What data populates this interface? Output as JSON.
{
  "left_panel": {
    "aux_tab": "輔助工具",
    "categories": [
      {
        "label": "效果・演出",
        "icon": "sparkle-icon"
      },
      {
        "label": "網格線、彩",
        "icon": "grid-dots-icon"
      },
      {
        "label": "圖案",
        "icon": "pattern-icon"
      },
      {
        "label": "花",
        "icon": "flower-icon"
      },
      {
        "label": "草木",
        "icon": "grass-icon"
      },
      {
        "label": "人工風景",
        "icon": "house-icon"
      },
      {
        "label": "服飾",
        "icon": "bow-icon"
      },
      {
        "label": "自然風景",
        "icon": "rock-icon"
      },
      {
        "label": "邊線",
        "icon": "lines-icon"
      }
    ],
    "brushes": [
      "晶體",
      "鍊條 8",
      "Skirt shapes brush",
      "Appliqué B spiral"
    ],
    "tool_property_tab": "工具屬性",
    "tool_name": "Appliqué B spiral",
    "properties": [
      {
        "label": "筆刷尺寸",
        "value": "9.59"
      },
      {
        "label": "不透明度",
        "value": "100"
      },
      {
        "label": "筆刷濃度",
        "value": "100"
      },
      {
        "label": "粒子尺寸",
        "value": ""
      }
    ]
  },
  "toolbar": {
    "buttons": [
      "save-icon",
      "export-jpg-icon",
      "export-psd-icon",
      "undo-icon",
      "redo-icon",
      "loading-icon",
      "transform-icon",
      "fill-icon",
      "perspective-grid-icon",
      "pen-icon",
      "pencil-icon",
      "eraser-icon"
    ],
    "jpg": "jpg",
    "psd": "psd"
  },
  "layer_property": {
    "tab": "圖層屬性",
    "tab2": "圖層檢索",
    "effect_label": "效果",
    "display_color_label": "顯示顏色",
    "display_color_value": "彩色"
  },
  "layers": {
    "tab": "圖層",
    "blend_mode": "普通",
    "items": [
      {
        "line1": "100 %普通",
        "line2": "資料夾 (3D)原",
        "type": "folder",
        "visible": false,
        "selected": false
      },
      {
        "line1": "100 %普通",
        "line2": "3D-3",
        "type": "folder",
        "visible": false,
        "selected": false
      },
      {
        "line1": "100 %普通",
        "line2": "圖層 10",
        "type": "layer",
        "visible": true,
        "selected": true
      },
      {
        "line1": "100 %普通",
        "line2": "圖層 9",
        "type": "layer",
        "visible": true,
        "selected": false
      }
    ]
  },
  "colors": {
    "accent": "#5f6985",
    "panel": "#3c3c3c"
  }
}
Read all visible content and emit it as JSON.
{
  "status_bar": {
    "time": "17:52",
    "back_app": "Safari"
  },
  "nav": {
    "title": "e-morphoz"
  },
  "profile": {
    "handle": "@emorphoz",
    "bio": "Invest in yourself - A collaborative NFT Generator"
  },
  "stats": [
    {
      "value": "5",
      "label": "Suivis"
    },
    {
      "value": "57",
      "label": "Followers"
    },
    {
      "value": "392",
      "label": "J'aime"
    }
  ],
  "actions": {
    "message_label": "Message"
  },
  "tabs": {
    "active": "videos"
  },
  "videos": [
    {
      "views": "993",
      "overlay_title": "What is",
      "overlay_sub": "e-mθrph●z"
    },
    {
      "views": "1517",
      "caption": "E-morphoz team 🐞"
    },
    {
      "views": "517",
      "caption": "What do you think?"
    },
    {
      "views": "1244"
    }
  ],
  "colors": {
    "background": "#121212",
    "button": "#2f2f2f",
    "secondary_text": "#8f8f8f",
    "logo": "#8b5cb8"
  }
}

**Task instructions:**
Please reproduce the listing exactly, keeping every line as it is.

**Solution to the problem:**
What data populates this interface? Output as JSON.
{
  "left_panel": {
    "aux_tab": "輔助工具",
    "categories": [
      {
        "label": "效果・演出",
        "icon": "sparkle-icon"
      },
      {
        "label": "網格線、彩",
        "icon": "grid-dots-icon"
      },
      {
        "label": "圖案",
        "icon": "pattern-icon"
      },
      {
        "label": "花",
        "icon": "flower-icon"
      },
      {
        "label": "草木",
        "icon": "grass-icon"
      },
      {
        "label": "人工風景",
        "icon": "house-icon"
      },
      {
        "label": "服飾",
        "icon": "bow-icon"
      },
      {
        "label": "自然風景",
        "icon": "rock-icon"
      },
      {
        "label": "邊線",
        "icon": "lines-icon"
      }
    ],
    "brushes": [
      "晶體",
      "鍊條 8",
      "Skirt shapes brush",
      "Appliqué B spiral"
    ],
    "tool_property_tab": "工具屬性",
    "tool_name": "Appliqué B spiral",
    "properties": [
      {
        "label": "筆刷尺寸",
        "value": "9.59"
      },
      {
        "label": "不透明度",
        "value": "100"
      },
      {
        "label": "筆刷濃度",
        "value": "100"
      },
      {
        "label": "粒子尺寸",
        "value": ""
      }
    ]
  },
  "toolbar": {
    "buttons": [
      "save-icon",
      "export-jpg-icon",
      "export-psd-icon",
      "undo-icon",
      "redo-icon",
      "loading-icon",
      "transform-icon",
      "fill-icon",
      "perspective-grid-icon",
      "pen-icon",
      "pencil-icon",
      "eraser-icon"
    ],
    "jpg": "jpg",
    "psd": "psd"
  },
  "layer_property": {
    "tab": "圖層屬性",
    "tab2": "圖層檢索",
    "effect_label": "效果",
    "display_color_label": "顯示顏色",
    "display_color_value": "彩色"
  },
  "layers": {
    "tab": "圖層",
    "blend_mode": "普通",
    "items": [
      {
        "line1": "100 %普通",
        "line2": "資料夾 (3D)原",
        "type": "folder",
        "visible": false,
        "selected": false
      },
      {
        "line1": "100 %普通",
        "line2": "3D-3",
        "type": "folder",
        "visible": false,
        "selected": false
      },
      {
        "line1": "100 %普通",
        "line2": "圖層 10",
        "type": "layer",
        "visible": true,
        "selected": true
      },
      {
        "line1": "100 %普通",
        "line2": "圖層 9",
        "type": "layer",
        "visible": true,
        "selected": false
      }
    ]
  },
  "colors": {
    "accent": "#5f6985",
    "panel": "#3c3c3c"
  }
}
Read all visible content and emit it as JSON.
{
  "status_bar": {
    "time": "17:52",
    "back_app": "Safari"
  },
  "nav": {
    "title": "e-morphoz"
  },
  "profile": {
    "handle": "@emorphoz",
    "bio": "Invest in yourself - A collaborative NFT Generator"
  },
  "stats": [
    {
      "value": "5",
      "label": "Suivis"
    },
    {
      "value": "57",
      "label": "Followers"
    },
    {
      "value": "392",
      "label": "J'aime"
    }
  ],
  "actions": {
    "message_label": "Message"
  },
  "tabs": {
    "active": "videos"
  },
  "videos": [
    {
      "views": "993",
      "overlay_title": "What is",
      "overlay_sub": "e-mθrph●z"
    },
    {
      "views": "1517",
      "caption": "E-morphoz team 🐞"
    },
    {
      "views": "517",
      "caption": "What do you think?"
    },
    {
      "views": "1244"
    }
  ],
  "colors": {
    "background": "#121212",
    "button": "#2f2f2f",
    "secondary_text": "#8f8f8f",
    "logo": "#8b5cb8"
  }
}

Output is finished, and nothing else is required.